EXTRACTED DATA Start Marker

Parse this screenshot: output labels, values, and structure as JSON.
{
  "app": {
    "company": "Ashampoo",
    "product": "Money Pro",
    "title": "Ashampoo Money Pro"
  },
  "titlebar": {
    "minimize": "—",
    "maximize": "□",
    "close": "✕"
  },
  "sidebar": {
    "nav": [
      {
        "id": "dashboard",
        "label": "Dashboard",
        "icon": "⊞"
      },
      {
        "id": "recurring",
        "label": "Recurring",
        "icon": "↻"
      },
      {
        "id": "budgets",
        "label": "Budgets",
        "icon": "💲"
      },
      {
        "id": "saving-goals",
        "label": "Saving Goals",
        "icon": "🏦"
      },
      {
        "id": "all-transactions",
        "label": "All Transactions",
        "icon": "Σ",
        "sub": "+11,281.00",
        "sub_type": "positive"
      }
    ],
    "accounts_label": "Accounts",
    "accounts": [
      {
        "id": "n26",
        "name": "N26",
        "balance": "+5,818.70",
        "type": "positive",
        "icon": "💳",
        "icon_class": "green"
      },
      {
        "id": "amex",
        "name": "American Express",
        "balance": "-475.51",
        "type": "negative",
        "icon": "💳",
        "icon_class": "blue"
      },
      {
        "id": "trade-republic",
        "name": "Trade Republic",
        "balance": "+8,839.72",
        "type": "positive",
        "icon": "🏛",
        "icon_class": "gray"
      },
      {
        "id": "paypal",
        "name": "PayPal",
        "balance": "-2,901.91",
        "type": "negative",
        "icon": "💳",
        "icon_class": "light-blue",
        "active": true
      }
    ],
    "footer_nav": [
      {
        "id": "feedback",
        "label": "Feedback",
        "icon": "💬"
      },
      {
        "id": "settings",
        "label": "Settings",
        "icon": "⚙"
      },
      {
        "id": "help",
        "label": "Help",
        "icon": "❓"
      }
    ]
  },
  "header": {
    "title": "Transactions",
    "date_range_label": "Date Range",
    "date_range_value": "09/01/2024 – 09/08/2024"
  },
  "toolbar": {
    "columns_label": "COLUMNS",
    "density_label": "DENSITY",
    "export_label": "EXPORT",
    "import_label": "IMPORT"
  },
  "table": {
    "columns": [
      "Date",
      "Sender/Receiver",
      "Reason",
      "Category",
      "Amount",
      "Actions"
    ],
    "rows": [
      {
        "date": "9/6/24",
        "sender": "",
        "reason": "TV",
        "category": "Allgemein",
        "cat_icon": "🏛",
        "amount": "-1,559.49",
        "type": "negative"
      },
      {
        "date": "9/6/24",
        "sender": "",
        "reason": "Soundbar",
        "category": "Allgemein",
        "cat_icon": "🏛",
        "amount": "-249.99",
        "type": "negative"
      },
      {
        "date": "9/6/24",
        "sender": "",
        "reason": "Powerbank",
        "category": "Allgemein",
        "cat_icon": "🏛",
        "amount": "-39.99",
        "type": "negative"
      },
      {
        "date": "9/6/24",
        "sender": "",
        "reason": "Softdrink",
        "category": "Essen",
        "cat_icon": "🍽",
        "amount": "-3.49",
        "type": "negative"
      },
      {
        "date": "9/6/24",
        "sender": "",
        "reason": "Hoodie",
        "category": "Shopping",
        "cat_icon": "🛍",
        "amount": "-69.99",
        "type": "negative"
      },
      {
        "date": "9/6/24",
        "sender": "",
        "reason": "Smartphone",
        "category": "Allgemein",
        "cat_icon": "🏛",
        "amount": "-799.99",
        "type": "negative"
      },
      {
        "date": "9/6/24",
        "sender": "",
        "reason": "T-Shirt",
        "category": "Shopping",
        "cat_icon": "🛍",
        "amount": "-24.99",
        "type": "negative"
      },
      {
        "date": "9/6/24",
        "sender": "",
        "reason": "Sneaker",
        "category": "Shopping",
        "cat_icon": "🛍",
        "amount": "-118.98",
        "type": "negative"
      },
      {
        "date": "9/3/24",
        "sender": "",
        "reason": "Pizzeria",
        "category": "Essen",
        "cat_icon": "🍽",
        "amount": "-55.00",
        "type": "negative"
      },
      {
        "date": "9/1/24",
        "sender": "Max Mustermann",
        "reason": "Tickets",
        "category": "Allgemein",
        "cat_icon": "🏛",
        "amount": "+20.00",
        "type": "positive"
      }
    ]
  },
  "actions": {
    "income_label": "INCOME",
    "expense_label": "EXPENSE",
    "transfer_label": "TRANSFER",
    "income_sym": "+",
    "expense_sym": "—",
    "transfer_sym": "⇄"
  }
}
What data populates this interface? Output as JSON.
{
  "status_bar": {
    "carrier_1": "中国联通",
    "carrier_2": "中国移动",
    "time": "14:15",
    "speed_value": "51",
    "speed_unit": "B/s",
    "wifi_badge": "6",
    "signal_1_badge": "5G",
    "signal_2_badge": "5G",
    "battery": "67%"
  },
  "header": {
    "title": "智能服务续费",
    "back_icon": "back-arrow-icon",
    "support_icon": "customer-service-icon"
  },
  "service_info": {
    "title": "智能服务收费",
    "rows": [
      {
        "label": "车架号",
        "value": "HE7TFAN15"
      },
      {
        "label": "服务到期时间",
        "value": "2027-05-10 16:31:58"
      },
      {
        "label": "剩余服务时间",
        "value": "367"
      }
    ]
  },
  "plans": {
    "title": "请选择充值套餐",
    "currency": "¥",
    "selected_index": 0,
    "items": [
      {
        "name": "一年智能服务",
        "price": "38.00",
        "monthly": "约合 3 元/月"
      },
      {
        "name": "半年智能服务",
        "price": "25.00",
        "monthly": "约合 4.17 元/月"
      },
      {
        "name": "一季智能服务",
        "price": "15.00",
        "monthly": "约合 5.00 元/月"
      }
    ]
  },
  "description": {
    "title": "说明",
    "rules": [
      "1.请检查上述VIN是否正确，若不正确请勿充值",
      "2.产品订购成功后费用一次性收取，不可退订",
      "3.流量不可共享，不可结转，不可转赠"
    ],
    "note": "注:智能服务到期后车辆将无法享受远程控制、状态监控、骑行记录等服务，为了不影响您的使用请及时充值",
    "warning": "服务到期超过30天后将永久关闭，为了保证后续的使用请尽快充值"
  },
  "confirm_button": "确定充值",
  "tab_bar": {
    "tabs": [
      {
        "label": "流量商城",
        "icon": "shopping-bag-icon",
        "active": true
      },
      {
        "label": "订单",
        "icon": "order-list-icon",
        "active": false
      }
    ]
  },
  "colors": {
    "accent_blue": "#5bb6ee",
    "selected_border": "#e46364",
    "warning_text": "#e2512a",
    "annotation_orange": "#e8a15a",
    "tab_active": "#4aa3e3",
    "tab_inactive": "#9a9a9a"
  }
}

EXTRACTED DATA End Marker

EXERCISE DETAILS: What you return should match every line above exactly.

ANSWER BOX:
Parse this screenshot: output labels, values, and structure as JSON.
{
  "app": {
    "company": "Ashampoo",
    "product": "Money Pro",
    "title": "Ashampoo Money Pro"
  },
  "titlebar": {
    "minimize": "—",
    "maximize": "□",
    "close": "✕"
  },
  "sidebar": {
    "nav": [
      {
        "id": "dashboard",
        "label": "Dashboard",
        "icon": "⊞"
      },
      {
        "id": "recurring",
        "label": "Recurring",
        "icon": "↻"
      },
      {
        "id": "budgets",
        "label": "Budgets",
        "icon": "💲"
      },
      {
        "id": "saving-goals",
        "label": "Saving Goals",
        "icon": "🏦"
      },
      {
        "id": "all-transactions",
        "label": "All Transactions",
        "icon": "Σ",
        "sub": "+11,281.00",
        "sub_type": "positive"
      }
    ],
    "accounts_label": "Accounts",
    "accounts": [
      {
        "id": "n26",
        "name": "N26",
        "balance": "+5,818.70",
        "type": "positive",
        "icon": "💳",
        "icon_class": "green"
      },
      {
        "id": "amex",
        "name": "American Express",
        "balance": "-475.51",
        "type": "negative",
        "icon": "💳",
        "icon_class": "blue"
      },
      {
        "id": "trade-republic",
        "name": "Trade Republic",
        "balance": "+8,839.72",
        "type": "positive",
        "icon": "🏛",
        "icon_class": "gray"
      },
      {
        "id": "paypal",
        "name": "PayPal",
        "balance": "-2,901.91",
        "type": "negative",
        "icon": "💳",
        "icon_class": "light-blue",
        "active": true
      }
    ],
    "footer_nav": [
      {
        "id": "feedback",
        "label": "Feedback",
        "icon": "💬"
      },
      {
        "id": "settings",
        "label": "Settings",
        "icon": "⚙"
      },
      {
        "id": "help",
        "label": "Help",
        "icon": "❓"
      }
    ]
  },
  "header": {
    "title": "Transactions",
    "date_range_label": "Date Range",
    "date_range_value": "09/01/2024 – 09/08/2024"
  },
  "toolbar": {
    "columns_label": "COLUMNS",
    "density_label": "DENSITY",
    "export_label": "EXPORT",
    "import_label": "IMPORT"
  },
  "table": {
    "columns": [
      "Date",
      "Sender/Receiver",
      "Reason",
      "Category",
      "Amount",
      "Actions"
    ],
    "rows": [
      {
        "date": "9/6/24",
        "sender": "",
        "reason": "TV",
        "category": "Allgemein",
        "cat_icon": "🏛",
        "amount": "-1,559.49",
        "type": "negative"
      },
      {
        "date": "9/6/24",
        "sender": "",
        "reason": "Soundbar",
        "category": "Allgemein",
        "cat_icon": "🏛",
        "amount": "-249.99",
        "type": "negative"
      },
      {
        "date": "9/6/24",
        "sender": "",
        "reason": "Powerbank",
        "category": "Allgemein",
        "cat_icon": "🏛",
        "amount": "-39.99",
        "type": "negative"
      },
      {
        "date": "9/6/24",
        "sender": "",
        "reason": "Softdrink",
        "category": "Essen",
        "cat_icon": "🍽",
        "amount": "-3.49",
        "type": "negative"
      },
      {
        "date": "9/6/24",
        "sender": "",
        "reason": "Hoodie",
        "category": "Shopping",
        "cat_icon": "🛍",
        "amount": "-69.99",
        "type": "negative"
      },
      {
        "date": "9/6/24",
        "sender": "",
        "reason": "Smartphone",
        "category": "Allgemein",
        "cat_icon": "🏛",
        "amount": "-799.99",
        "type": "negative"
      },
      {
        "date": "9/6/24",
        "sender": "",
        "reason": "T-Shirt",
        "category": "Shopping",
        "cat_icon": "🛍",
        "amount": "-24.99",
        "type": "negative"
      },
      {
        "date": "9/6/24",
        "sender": "",
        "reason": "Sneaker",
        "category": "Shopping",
        "cat_icon": "🛍",
        "amount": "-118.98",
        "type": "negative"
      },
      {
        "date": "9/3/24",
        "sender": "",
        "reason": "Pizzeria",
        "category": "Essen",
        "cat_icon": "🍽",
        "amount": "-55.00",
        "type": "negative"
      },
      {
        "date": "9/1/24",
        "sender": "Max Mustermann",
        "reason": "Tickets",
        "category": "Allgemein",
        "cat_icon": "🏛",
        "amount": "+20.00",
        "type": "positive"
      }
    ]
  },
  "actions": {
    "income_label": "INCOME",
    "expense_label": "EXPENSE",
    "transfer_label": "TRANSFER",
    "income_sym": "+",
    "expense_sym": "—",
    "transfer_sym": "⇄"
  }
}
What data populates this interface? Output as JSON.
{
  "status_bar": {
    "carrier_1": "中国联通",
    "carrier_2": "中国移动",
    "time": "14:15",
    "speed_value": "51",
    "speed_unit": "B/s",
    "wifi_badge": "6",
    "signal_1_badge": "5G",
    "signal_2_badge": "5G",
    "battery": "67%"
  },
  "header": {
    "title": "智能服务续费",
    "back_icon": "back-arrow-icon",
    "support_icon": "customer-service-icon"
  },
  "service_info": {
    "title": "智能服务收费",
    "rows": [
      {
        "label": "车架号",
        "value": "HE7TFAN15"
      },
      {
        "label": "服务到期时间",
        "value": "2027-05-10 16:31:58"
      },
      {
        "label": "剩余服务时间",
        "value": "367"
      }
    ]
  },
  "plans": {
    "title": "请选择充值套餐",
    "currency": "¥",
    "selected_index": 0,
    "items": [
      {
        "name": "一年智能服务",
        "price": "38.00",
        "monthly": "约合 3 元/月"
      },
      {
        "name": "半年智能服务",
        "price": "25.00",
        "monthly": "约合 4.17 元/月"
      },
      {
        "name": "一季智能服务",
        "price": "15.00",
        "monthly": "约合 5.00 元/月"
      }
    ]
  },
  "description": {
    "title": "说明",
    "rules": [
      "1.请检查上述VIN是否正确，若不正确请勿充值",
      "2.产品订购成功后费用一次性收取，不可退订",
      "3.流量不可共享，不可结转，不可转赠"
    ],
    "note": "注:智能服务到期后车辆将无法享受远程控制、状态监控、骑行记录等服务，为了不影响您的使用请及时充值",
    "warning": "服务到期超过30天后将永久关闭，为了保证后续的使用请尽快充值"
  },
  "confirm_button": "确定充值",
  "tab_bar": {
    "tabs": [
      {
        "label": "流量商城",
        "icon": "shopping-bag-icon",
        "active": true
      },
      {
        "label": "订单",
        "icon": "order-list-icon",
        "active": false
      }
    ]
  },
  "colors": {
    "accent_blue": "#5bb6ee",
    "selected_border": "#e46364",
    "warning_text": "#e2512a",
    "annotation_orange": "#e8a15a",
    "tab_active": "#4aa3e3",
    "tab_inactive": "#9a9a9a"
  }
}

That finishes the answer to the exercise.